Instructions for the task >>
For each line in the records that contains "connection", make a copy.

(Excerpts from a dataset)
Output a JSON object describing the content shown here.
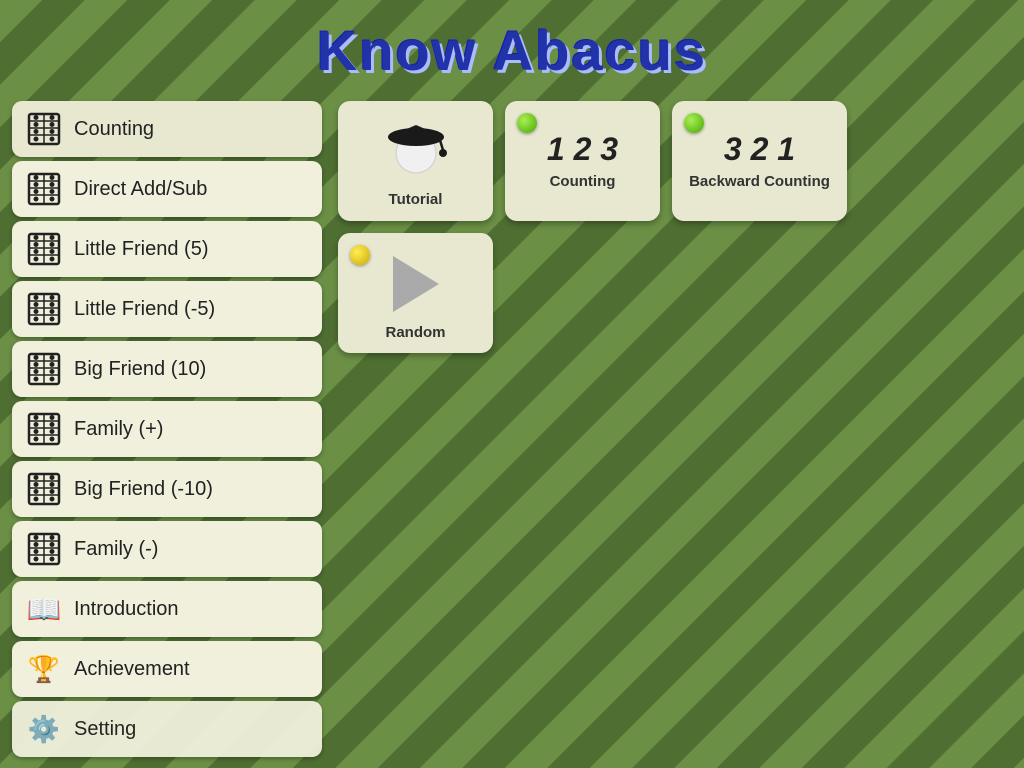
{
  "app": {
    "title": "Know Abacus"
  },
  "sidebar": {
    "items": [
      {
        "id": "counting",
        "label": "Counting",
        "icon": "abacus",
        "active": true
      },
      {
        "id": "direct-add-sub",
        "label": "Direct Add/Sub",
        "icon": "abacus"
      },
      {
        "id": "little-friend-5",
        "label": "Little Friend (5)",
        "icon": "abacus"
      },
      {
        "id": "little-friend-neg5",
        "label": "Little Friend (-5)",
        "icon": "abacus"
      },
      {
        "id": "big-friend-10",
        "label": "Big Friend (10)",
        "icon": "abacus"
      },
      {
        "id": "family-plus",
        "label": "Family (+)",
        "icon": "abacus"
      },
      {
        "id": "big-friend-neg10",
        "label": "Big Friend (-10)",
        "icon": "abacus"
      },
      {
        "id": "family-minus",
        "label": "Family (-)",
        "icon": "abacus"
      },
      {
        "id": "introduction",
        "label": "Introduction",
        "icon": "book"
      },
      {
        "id": "achievement",
        "label": "Achievement",
        "icon": "trophy"
      },
      {
        "id": "setting",
        "label": "Setting",
        "icon": "gear"
      }
    ]
  },
  "main": {
    "cards": [
      {
        "id": "tutorial",
        "label": "Tutorial",
        "type": "tutorial",
        "dot": "none"
      },
      {
        "id": "123-counting",
        "label": "Counting",
        "number": "1 2 3",
        "type": "number",
        "dot": "green"
      },
      {
        "id": "backward-counting",
        "label": "Backward Counting",
        "number": "3 2 1",
        "type": "number",
        "dot": "green"
      }
    ],
    "second_row": [
      {
        "id": "random",
        "label": "Random",
        "type": "play",
        "dot": "yellow"
      }
    ]
  }
}
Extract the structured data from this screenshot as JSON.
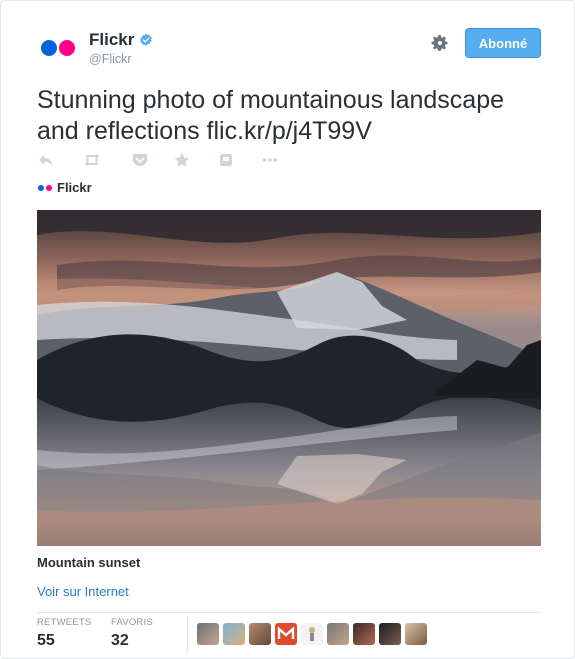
{
  "account": {
    "name": "Flickr",
    "handle": "@Flickr",
    "follow_label": "Abonné",
    "brand_colors": {
      "blue": "#0063dc",
      "pink": "#ff0084"
    }
  },
  "tweet": {
    "text": "Stunning photo of mountainous landscape and reflections flic.kr/p/j4T99V"
  },
  "actions": [
    "reply-icon",
    "retweet-icon",
    "pocket-icon",
    "favorite-icon",
    "card-icon",
    "more-icon"
  ],
  "card": {
    "source_name": "Flickr",
    "photo_title": "Mountain sunset",
    "link_label": "Voir sur Internet"
  },
  "stats": {
    "retweets_label": "RETWEETS",
    "retweets_value": "55",
    "favorites_label": "FAVORIS",
    "favorites_value": "32"
  },
  "colors": {
    "accent": "#55acee",
    "link": "#2b7bb9",
    "muted": "#8899a6"
  }
}
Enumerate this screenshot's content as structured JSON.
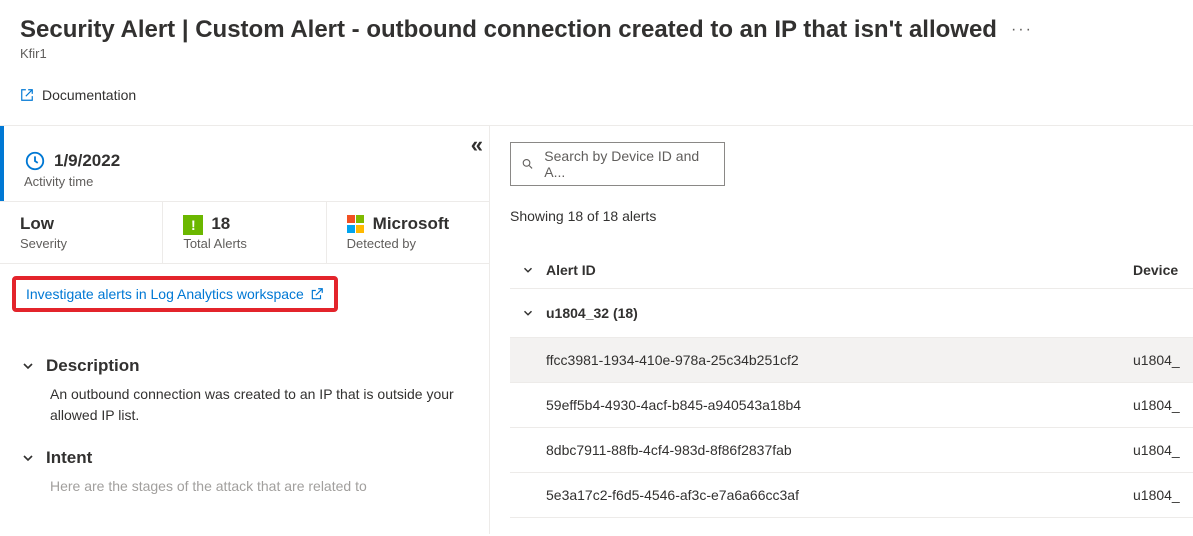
{
  "header": {
    "title": "Security Alert | Custom Alert - outbound connection created to an IP that isn't allowed",
    "subtitle": "Kfir1",
    "documentation_label": "Documentation"
  },
  "left": {
    "activity": {
      "date": "1/9/2022",
      "label": "Activity time"
    },
    "severity": {
      "value": "Low",
      "label": "Severity"
    },
    "total_alerts": {
      "value": "18",
      "label": "Total Alerts"
    },
    "detected_by": {
      "value": "Microsoft",
      "label": "Detected by"
    },
    "investigate_link": "Investigate alerts in Log Analytics workspace",
    "description_heading": "Description",
    "description_body": "An outbound connection was created to an IP that is outside your allowed IP list.",
    "intent_heading": "Intent",
    "intent_body_partial": "Here are the stages of the attack that are related to"
  },
  "right": {
    "search_placeholder": "Search by Device ID and A...",
    "showing": "Showing 18 of 18 alerts",
    "col_alert_id": "Alert ID",
    "col_device": "Device",
    "group": {
      "label": "u1804_32 (18)"
    },
    "rows": [
      {
        "alert_id": "ffcc3981-1934-410e-978a-25c34b251cf2",
        "device": "u1804_",
        "selected": true
      },
      {
        "alert_id": "59eff5b4-4930-4acf-b845-a940543a18b4",
        "device": "u1804_",
        "selected": false
      },
      {
        "alert_id": "8dbc7911-88fb-4cf4-983d-8f86f2837fab",
        "device": "u1804_",
        "selected": false
      },
      {
        "alert_id": "5e3a17c2-f6d5-4546-af3c-e7a6a66cc3af",
        "device": "u1804_",
        "selected": false
      }
    ]
  }
}
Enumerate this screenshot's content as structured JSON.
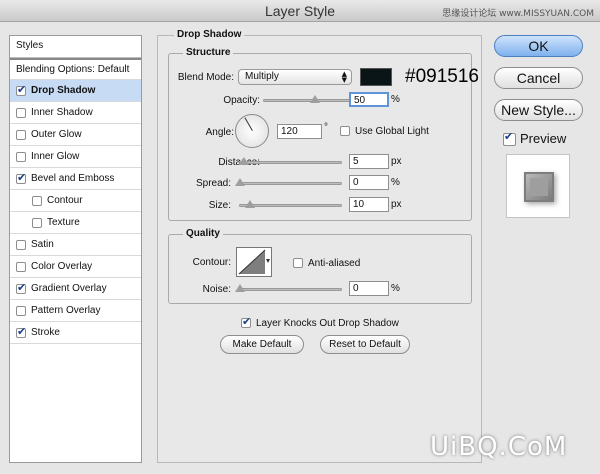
{
  "window": {
    "title": "Layer Style",
    "watermark_top": "思缘设计论坛 www.MISSYUAN.COM"
  },
  "styles_list": {
    "header": "Styles",
    "blending": "Blending Options: Default",
    "items": [
      {
        "label": "Drop Shadow",
        "checked": true,
        "selected": true,
        "indent": false
      },
      {
        "label": "Inner Shadow",
        "checked": false,
        "selected": false,
        "indent": false
      },
      {
        "label": "Outer Glow",
        "checked": false,
        "selected": false,
        "indent": false
      },
      {
        "label": "Inner Glow",
        "checked": false,
        "selected": false,
        "indent": false
      },
      {
        "label": "Bevel and Emboss",
        "checked": true,
        "selected": false,
        "indent": false
      },
      {
        "label": "Contour",
        "checked": false,
        "selected": false,
        "indent": true
      },
      {
        "label": "Texture",
        "checked": false,
        "selected": false,
        "indent": true
      },
      {
        "label": "Satin",
        "checked": false,
        "selected": false,
        "indent": false
      },
      {
        "label": "Color Overlay",
        "checked": false,
        "selected": false,
        "indent": false
      },
      {
        "label": "Gradient Overlay",
        "checked": true,
        "selected": false,
        "indent": false
      },
      {
        "label": "Pattern Overlay",
        "checked": false,
        "selected": false,
        "indent": false
      },
      {
        "label": "Stroke",
        "checked": true,
        "selected": false,
        "indent": false
      }
    ]
  },
  "drop_shadow": {
    "title": "Drop Shadow",
    "structure": {
      "title": "Structure",
      "blend_mode_label": "Blend Mode:",
      "blend_mode_value": "Multiply",
      "color": "#091516",
      "color_label": "#091516",
      "opacity_label": "Opacity:",
      "opacity_value": "50",
      "opacity_unit": "%",
      "opacity_fraction": 0.5,
      "angle_label": "Angle:",
      "angle_value": "120",
      "angle_unit": "°",
      "use_global_light_label": "Use Global Light",
      "use_global_light": false,
      "distance_label": "Distance:",
      "distance_value": "5",
      "distance_unit": "px",
      "distance_fraction": 0.02,
      "spread_label": "Spread:",
      "spread_value": "0",
      "spread_unit": "%",
      "spread_fraction": 0.0,
      "size_label": "Size:",
      "size_value": "10",
      "size_unit": "px",
      "size_fraction": 0.04
    },
    "quality": {
      "title": "Quality",
      "contour_label": "Contour:",
      "anti_aliased_label": "Anti-aliased",
      "anti_aliased": false,
      "noise_label": "Noise:",
      "noise_value": "0",
      "noise_unit": "%",
      "noise_fraction": 0.0
    },
    "knocks_out_label": "Layer Knocks Out Drop Shadow",
    "knocks_out": true,
    "make_default": "Make Default",
    "reset_default": "Reset to Default"
  },
  "buttons": {
    "ok": "OK",
    "cancel": "Cancel",
    "new_style": "New Style...",
    "preview_label": "Preview",
    "preview_checked": true
  },
  "watermark": "UiBQ.CoM"
}
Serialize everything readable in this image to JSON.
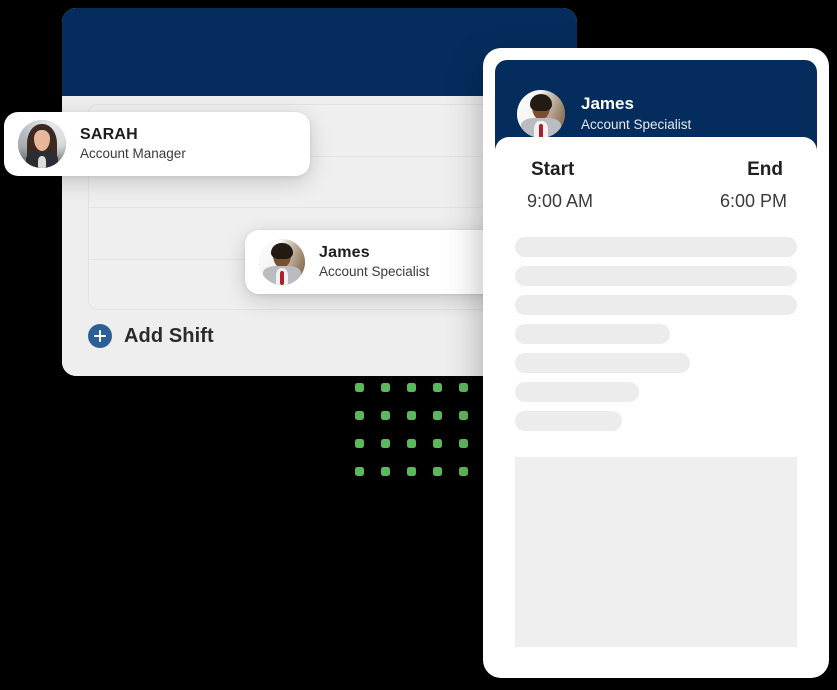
{
  "theme": {
    "navy": "#042d5e",
    "accent_blue": "#2c5f96",
    "dot_green": "#5cb85c",
    "skeleton_gray": "#ececec",
    "panel_gray": "#eeeeee"
  },
  "left_window": {
    "name": "shift-schedule-window",
    "header_color": "#042d5e",
    "table": {
      "row_count": 4
    },
    "add_shift": {
      "icon": "plus-icon",
      "label": "Add Shift"
    }
  },
  "person_chips": [
    {
      "id": "sarah",
      "name": "SARAH",
      "role": "Account Manager",
      "avatar_icon": "avatar-sarah"
    },
    {
      "id": "james",
      "name": "James",
      "role": "Account Specialist",
      "avatar_icon": "avatar-james"
    }
  ],
  "dot_grid": {
    "columns": 5,
    "rows": 4,
    "color": "#5cb85c",
    "total": 20
  },
  "right_panel": {
    "header": {
      "name": "James",
      "role": "Account Specialist",
      "avatar_icon": "avatar-james"
    },
    "shift": {
      "start_label": "Start",
      "end_label": "End",
      "start_value": "9:00 AM",
      "end_value": "6:00 PM"
    },
    "skeleton_bars": [
      {
        "width_pct": 100
      },
      {
        "width_pct": 100
      },
      {
        "width_pct": 100
      },
      {
        "width_pct": 55
      },
      {
        "width_pct": 62
      },
      {
        "width_pct": 44
      },
      {
        "width_pct": 38
      }
    ],
    "placeholder_block": {
      "name": "content-placeholder"
    }
  }
}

Output >>
    "title": "Security Alert | Custom Alert - outbound connection created to an IP that isn't allowed",
    "description_body": "An outbound connection was created to an IP that is outside your allowed IP list.",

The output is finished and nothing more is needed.